Hi, What would be some good books to read on duality theory  both in combinatorial and convex optimization? Thanks asked 29 May '12, 18:16 Sid 
For convex optimization, you could do worse than starting with Luenberger's Linear and Nonlinear Programming. I don't know whether that would be sufficient coverage for your needs, but the book is written well and accessible with a reasonable mathematical background. answered 30 May '12, 18:29 Paul Rubin ♦♦ Thanks for the response. I'm very familiar with the basic duality covered in books like Papadimitriou's Comb Opt. and Bertsekas' Nonlinear Programming so if you know about some more advanced books, that would be great!
(30 May '12, 22:19)
Sid

Start with Bertsimas's "intro to linear programming" and then read Bazaraa and Shetty's nonlinear optimization book. What you need is a deep understanding of three concepts 1) Separating hyperplanes 2) Farkas Lemma 3) Duality Think about how separating hyperplanes can describe duality. If you get that everything else is easy. If those books are easy for you then you can go on to read Schrijver's book "Theory of Linear and Integer Programming" but it is very hard for the beginners. answered 30 May '12, 22:29 Igor Pangal I just read a few sections of Bazaraa's book on NLP. It is easy to read and very insightful: I was able to understand what I was looking for at a glance.

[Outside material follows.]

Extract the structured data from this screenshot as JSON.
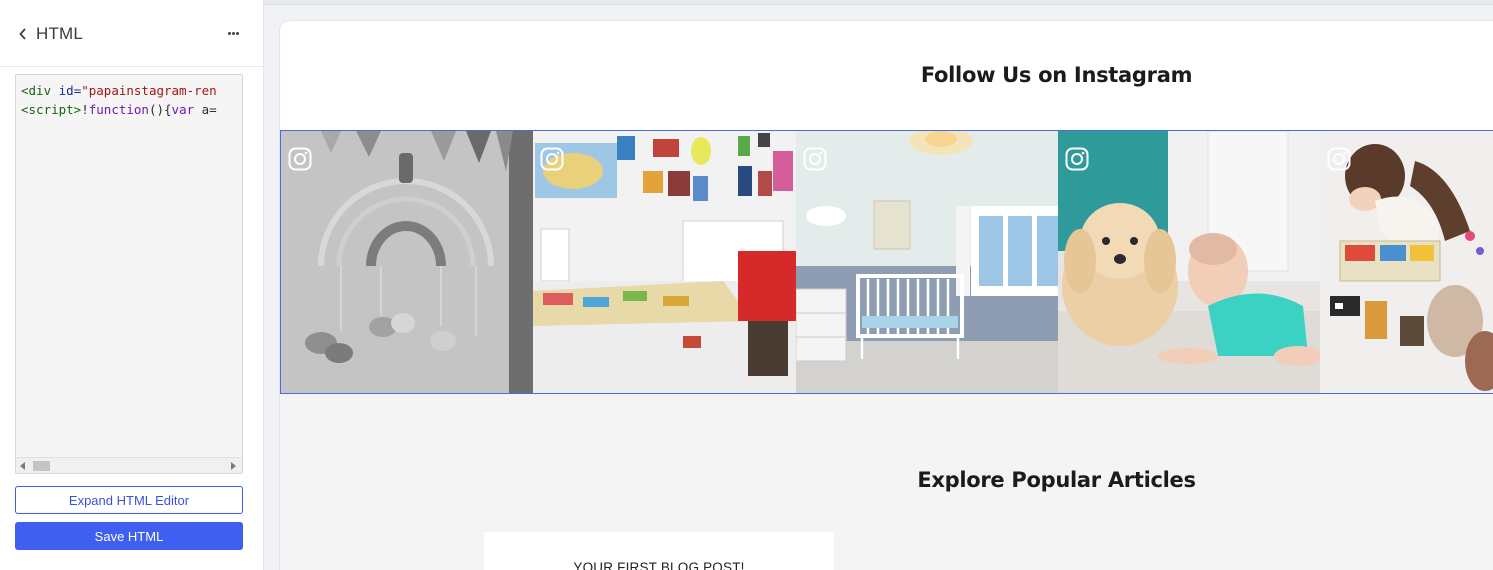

(31 May '12, 12:58)
Thiago Serra
1
I recommend Bazarra et al.'s linear programming book. It's the book that I always use for duality and LP.
(31 May '12, 15:26)
lamclay

It is a little bit classical but one of the best references on duality theory is a paper by Geoffrion: "Duality in Nonlinear Programming: A Simplified ApplicationsOriented Development," SIAM Review, Vol. 13, No. 1, Jan., 1971. It may be a little bit hard to understand but it is worth to spend the time. A more recent reference is from "Nonlinear Optimization" book by Ruszczynski. Chapter 4. Good luck! answered 05 Jun '12, 11:58 Burcu Keskin 
I've just stumbled across the following: Convexity, Duality and Lagrange Multipliers, developed by Bertsekas. Judging from your reply to Paul Rubin's answer, it might be what you're looking for. From the Preface:
Hope it helps! answered 01 Jul '12, 11:58 yeesian